04 February 2020
Harold Pinter Theatre
2.0 out of 5.0 stars
In early February I ventured out to see Uncle Vanya at the Harold Pinter Theatre with a friend. I had heard a lot of great things about this production, so was very much looking forward to see it. Uncle Vanya is on at the Harold Pinter theatre until the 2nd of May.
The stage design for this play is absolutely outstanding, with a stage that is turned into a run down and somewhat grubby main room of a country house, with scuffed wooden floor boards that look quite grubby and water damaged around the edges, dirt and grime piling up in the corners and climbing up the walls, fallen leaves and branches around the large window front to one side. A gorgeously designed stage with beautiful and practical furniture and a lot of space for the actors to work with.
Uncle Vanya takes place at the turn of the 20th century in rural Russia, on a crumbling country estate. Professor Serebryakov returns to the estate with his young and beautiful second wife Yelena. The estate is run by Vanya, the professor’s brother in law, Maria, Vanya’s mother, and Sonya, the professor’s daughter from his first wife.

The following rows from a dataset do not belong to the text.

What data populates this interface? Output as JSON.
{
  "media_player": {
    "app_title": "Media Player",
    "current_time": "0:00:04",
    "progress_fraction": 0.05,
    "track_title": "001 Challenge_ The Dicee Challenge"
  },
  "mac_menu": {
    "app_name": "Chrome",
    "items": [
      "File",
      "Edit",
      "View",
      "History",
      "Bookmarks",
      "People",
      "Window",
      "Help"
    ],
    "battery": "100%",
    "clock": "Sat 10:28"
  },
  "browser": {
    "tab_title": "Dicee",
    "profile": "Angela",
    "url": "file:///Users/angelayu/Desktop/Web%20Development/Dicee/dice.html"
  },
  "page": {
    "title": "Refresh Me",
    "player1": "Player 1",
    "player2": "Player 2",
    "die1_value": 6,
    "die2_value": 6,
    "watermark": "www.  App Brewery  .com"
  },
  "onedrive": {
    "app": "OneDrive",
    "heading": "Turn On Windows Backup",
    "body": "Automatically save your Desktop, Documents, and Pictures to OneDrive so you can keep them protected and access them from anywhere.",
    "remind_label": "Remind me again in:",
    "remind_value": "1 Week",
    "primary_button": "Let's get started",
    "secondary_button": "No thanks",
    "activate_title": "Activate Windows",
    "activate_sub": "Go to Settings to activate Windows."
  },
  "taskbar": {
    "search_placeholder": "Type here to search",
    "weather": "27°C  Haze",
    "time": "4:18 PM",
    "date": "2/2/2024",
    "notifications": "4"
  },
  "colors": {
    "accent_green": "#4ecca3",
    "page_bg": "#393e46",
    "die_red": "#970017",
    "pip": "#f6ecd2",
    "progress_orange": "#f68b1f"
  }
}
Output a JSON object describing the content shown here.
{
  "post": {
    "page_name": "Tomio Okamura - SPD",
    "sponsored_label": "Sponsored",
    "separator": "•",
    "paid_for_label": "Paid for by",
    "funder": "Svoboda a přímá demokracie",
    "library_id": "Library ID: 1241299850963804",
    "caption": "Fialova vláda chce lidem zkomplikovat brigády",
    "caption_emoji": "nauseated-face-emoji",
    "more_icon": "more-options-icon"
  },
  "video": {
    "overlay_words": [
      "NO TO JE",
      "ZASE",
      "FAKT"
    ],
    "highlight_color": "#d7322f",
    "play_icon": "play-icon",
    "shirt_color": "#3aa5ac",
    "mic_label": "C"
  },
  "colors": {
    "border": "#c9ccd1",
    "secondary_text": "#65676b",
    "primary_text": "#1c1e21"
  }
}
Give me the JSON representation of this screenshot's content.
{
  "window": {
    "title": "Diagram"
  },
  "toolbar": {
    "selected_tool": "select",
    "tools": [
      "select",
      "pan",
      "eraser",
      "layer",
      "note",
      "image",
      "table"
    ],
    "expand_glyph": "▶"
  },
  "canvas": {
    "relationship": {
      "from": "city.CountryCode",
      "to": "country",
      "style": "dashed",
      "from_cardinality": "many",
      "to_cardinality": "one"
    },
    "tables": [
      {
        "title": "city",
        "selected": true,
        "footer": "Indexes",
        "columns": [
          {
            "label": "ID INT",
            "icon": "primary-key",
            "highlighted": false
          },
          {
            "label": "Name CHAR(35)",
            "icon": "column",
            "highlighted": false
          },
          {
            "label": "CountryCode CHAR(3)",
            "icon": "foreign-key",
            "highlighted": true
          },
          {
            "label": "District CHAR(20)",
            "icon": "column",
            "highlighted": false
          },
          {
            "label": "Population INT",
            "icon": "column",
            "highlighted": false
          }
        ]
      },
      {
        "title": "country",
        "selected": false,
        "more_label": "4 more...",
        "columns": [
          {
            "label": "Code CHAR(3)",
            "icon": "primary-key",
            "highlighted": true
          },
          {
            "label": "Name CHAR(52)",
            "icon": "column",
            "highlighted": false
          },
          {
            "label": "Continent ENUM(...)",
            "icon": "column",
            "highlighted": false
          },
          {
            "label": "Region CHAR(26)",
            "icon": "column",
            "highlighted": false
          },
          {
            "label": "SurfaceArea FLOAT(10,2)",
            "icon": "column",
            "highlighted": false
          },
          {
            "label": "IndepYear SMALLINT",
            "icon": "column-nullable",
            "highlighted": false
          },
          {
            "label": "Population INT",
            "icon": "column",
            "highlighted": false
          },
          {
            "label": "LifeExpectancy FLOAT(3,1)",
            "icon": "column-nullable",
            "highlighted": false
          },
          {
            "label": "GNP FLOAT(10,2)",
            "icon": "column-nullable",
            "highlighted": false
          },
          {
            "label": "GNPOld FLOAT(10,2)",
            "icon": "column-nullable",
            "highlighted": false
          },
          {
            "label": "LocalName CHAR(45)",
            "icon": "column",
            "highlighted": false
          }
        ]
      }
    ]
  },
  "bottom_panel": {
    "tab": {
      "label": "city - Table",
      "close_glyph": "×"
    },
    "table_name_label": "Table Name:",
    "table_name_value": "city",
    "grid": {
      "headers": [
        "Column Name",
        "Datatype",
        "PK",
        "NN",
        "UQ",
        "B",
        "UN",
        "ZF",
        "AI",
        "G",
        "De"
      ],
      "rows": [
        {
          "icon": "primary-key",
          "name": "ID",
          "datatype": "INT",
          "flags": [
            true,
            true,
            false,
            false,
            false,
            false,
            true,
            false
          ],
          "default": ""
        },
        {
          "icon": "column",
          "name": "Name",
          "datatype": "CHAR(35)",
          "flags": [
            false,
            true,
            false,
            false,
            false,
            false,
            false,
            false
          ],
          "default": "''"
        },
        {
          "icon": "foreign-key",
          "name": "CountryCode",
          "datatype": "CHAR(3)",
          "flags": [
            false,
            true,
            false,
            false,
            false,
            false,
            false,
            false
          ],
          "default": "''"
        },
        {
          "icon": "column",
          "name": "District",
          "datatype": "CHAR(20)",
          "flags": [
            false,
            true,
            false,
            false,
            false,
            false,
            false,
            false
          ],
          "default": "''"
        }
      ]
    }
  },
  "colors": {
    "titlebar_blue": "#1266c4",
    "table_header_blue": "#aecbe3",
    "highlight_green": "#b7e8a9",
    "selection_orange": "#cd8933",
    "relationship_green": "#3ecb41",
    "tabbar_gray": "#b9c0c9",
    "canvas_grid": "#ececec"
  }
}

They all live a relatively plain and boring existance in the countryside, neither of them seeming particularly happy with their lives, only rarely visited by local country doctor Mikhail Astrov.

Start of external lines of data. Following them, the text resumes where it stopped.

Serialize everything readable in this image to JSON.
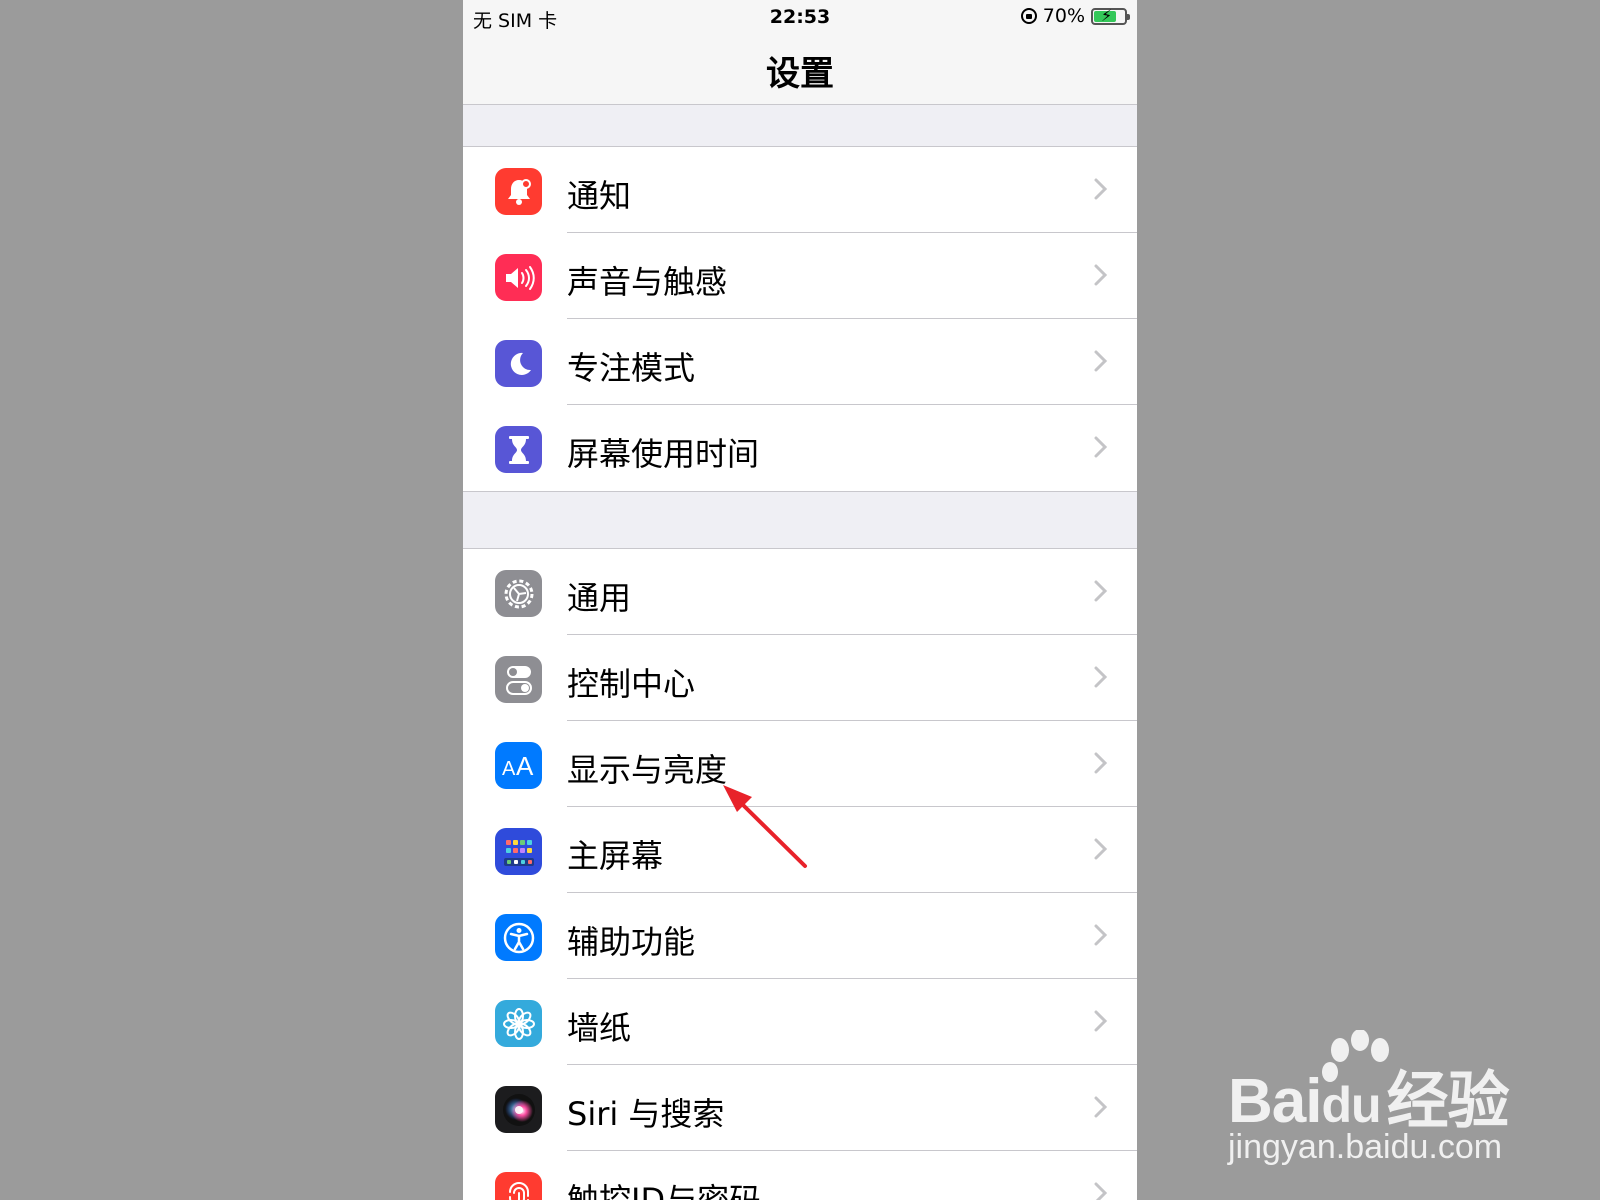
{
  "status": {
    "carrier": "无 SIM 卡",
    "time": "22:53",
    "battery": "70%",
    "battery_level": 0.7
  },
  "nav": {
    "title": "设置"
  },
  "groups": [
    {
      "items": [
        {
          "id": "notifications",
          "label": "通知",
          "icon": "bell-icon",
          "color": "#ff3b30"
        },
        {
          "id": "sounds",
          "label": "声音与触感",
          "icon": "speaker-icon",
          "color": "#ff2d55"
        },
        {
          "id": "focus",
          "label": "专注模式",
          "icon": "moon-icon",
          "color": "#5856d6"
        },
        {
          "id": "screen-time",
          "label": "屏幕使用时间",
          "icon": "hourglass-icon",
          "color": "#5856d6"
        }
      ]
    },
    {
      "items": [
        {
          "id": "general",
          "label": "通用",
          "icon": "gear-icon",
          "color": "#8e8e93"
        },
        {
          "id": "control-center",
          "label": "控制中心",
          "icon": "toggles-icon",
          "color": "#8e8e93"
        },
        {
          "id": "display",
          "label": "显示与亮度",
          "icon": "text-size-icon",
          "color": "#007aff"
        },
        {
          "id": "home-screen",
          "label": "主屏幕",
          "icon": "app-grid-icon",
          "color": "#2f4bdb"
        },
        {
          "id": "accessibility",
          "label": "辅助功能",
          "icon": "accessibility-icon",
          "color": "#007aff"
        },
        {
          "id": "wallpaper",
          "label": "墙纸",
          "icon": "flower-icon",
          "color": "#34aadc"
        },
        {
          "id": "siri",
          "label": "Siri 与搜索",
          "icon": "siri-icon",
          "color": "#1c1c1e"
        },
        {
          "id": "touch-id",
          "label": "触控ID与密码",
          "icon": "fingerprint-icon",
          "color": "#ff3b30"
        }
      ]
    }
  ],
  "annotation": {
    "color": "#e8222a",
    "target": "display"
  },
  "watermark": {
    "brand_left": "Bai",
    "brand_mid": "du",
    "brand_right": "经验",
    "site": "jingyan.baidu.com"
  }
}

Sonya is in love with the doctor, but described as too plain and unattractive to be worth his time, while both Vanya and Astrov immediately fall in love with the beautiful Yelena, who quickly grows bored with her much older husband and life in the country. When the professor announces that he intends to sell the estate to use the money to afford a better, more glamorous life in the city for his young wife and himself, things spiral out of control as those living on the estate fear for their own future and livelihood.
The story itself is of course quite old and not necessarily applicable to modern life, but it also seems very dependent on stereotypes and charicatures, rather than nuanced characters with rich internal lives. Overall it didn’t seem very convincing nor engaging, with characters making very questionable choices and the ending being incredibly bleak.
While visually very well done and beautifully presented, the story just didn’t convince me. Most of the characters were too predictable and tropey in their behaviour and didn’t seem like real people dealing with real problems. Everything felt a bit contrived and definitely too lacklustre and bleak in the end.